|dc.description.abstract||Coping strategies represent the efforts, both behavioural and cognitive, that people invest in
order to deal with stressful encounters. Coping is a basic component for developing
adaptation and plays a major role in the relationship between the individual and the
environment, especially as a moderating element between stress and sickness. Against this
backdrop of the impact that the well-being of employees has on organisations, it is of the
essence that organisations need to understand how their members cope with the demands
which the organisation places on them. This understanding can assist organisations to
evaluate the resources they make available to help employees to cope more positively with
the demands placed upon them.
The general objective of this study was to investigate the psychometric properties of the

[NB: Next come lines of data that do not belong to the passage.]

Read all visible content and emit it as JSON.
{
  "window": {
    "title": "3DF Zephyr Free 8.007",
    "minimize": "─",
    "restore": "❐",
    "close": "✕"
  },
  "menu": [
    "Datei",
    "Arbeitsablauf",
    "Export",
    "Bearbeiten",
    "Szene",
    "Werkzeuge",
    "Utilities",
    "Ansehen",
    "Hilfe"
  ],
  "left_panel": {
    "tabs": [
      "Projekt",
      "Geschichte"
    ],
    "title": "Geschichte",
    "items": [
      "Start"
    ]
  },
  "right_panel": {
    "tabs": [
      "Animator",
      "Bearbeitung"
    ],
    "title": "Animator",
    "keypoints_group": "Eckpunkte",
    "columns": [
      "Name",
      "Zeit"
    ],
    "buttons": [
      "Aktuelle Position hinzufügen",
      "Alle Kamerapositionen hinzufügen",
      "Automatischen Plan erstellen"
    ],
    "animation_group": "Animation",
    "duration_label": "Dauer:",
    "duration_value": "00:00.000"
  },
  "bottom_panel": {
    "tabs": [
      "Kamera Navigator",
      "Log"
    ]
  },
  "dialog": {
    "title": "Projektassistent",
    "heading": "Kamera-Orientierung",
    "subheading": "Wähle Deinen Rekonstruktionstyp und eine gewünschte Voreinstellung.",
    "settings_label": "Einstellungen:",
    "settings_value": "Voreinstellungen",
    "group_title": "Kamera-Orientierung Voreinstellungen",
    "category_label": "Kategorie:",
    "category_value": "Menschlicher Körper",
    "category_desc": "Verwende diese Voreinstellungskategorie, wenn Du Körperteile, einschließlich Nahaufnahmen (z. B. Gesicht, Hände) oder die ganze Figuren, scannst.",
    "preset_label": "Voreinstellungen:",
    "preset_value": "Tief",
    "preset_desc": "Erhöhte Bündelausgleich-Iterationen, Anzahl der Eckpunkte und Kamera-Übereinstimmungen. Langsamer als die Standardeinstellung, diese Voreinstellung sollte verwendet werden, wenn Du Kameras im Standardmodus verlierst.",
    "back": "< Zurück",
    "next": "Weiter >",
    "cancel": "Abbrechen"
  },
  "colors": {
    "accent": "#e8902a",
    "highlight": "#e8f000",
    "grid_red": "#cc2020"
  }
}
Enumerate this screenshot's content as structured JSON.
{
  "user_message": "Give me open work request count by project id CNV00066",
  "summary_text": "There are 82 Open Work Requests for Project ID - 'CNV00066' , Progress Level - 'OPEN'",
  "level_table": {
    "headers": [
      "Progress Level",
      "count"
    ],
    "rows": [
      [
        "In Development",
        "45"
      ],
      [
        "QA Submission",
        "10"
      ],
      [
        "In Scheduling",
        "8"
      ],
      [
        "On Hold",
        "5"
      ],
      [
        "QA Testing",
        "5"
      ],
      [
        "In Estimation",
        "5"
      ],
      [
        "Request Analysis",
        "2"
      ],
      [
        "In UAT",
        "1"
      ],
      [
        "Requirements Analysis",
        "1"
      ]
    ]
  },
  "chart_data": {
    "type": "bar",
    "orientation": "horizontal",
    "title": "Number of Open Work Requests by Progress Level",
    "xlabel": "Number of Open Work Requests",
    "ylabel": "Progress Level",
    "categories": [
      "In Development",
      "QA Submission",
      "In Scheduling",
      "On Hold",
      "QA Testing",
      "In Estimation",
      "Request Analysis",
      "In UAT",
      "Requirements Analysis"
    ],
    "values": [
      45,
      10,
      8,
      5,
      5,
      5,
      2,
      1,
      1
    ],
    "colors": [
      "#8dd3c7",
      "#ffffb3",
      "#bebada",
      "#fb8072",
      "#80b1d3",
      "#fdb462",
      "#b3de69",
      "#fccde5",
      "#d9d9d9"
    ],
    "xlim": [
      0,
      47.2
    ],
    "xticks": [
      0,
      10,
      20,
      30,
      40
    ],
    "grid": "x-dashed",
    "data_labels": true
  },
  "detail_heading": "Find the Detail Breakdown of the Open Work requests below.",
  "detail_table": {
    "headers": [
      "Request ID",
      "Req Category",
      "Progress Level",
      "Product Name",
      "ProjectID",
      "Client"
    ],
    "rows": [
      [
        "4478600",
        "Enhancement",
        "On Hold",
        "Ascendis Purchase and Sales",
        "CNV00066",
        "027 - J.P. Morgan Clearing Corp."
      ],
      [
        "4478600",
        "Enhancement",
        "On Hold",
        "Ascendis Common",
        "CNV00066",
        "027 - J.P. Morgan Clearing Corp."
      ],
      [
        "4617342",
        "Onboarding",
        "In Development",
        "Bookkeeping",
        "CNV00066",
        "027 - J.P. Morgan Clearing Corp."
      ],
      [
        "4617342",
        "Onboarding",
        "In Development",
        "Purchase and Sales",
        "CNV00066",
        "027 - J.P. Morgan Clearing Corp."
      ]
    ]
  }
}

Coping Orientations to the Problems Experienced Questionnaire (COPE) within different
occupational groups in South Africa, to examine the construct equivalence and to assess
reliability. A swey design was used. Random samples (N = 3178) were taken from
electricity supply personnel, nurses and police officials, and the COPE was administered.
Descriptive statistics, exploratory factor analysis and multivariate analysis of variance
(MANOVA) were used to analyse the data.
Exploratory factor analysis, using principal axis factoring with varimax rotation, was
conducted on 53 items of the COPE and revealed four interpretable factors (Factor 1 =
Approach Coping; Factor 2 = Avoidance; Factor 3 = Seeking Support; and Factor 4 = Turn to
Religion). Highly acceptable Tucker's phi coefficients were found for all the comparisons,
and therefore, sufficient evidence for the construct equivalence of the COPE was
demonstrated. Alpha coefficients, ranging from 0,85 to 0,92, were obtained. Statistically
significant differences were found between the coping strategies employed within the
different organisational, gender and language groups.
Recommendations for future research were made.||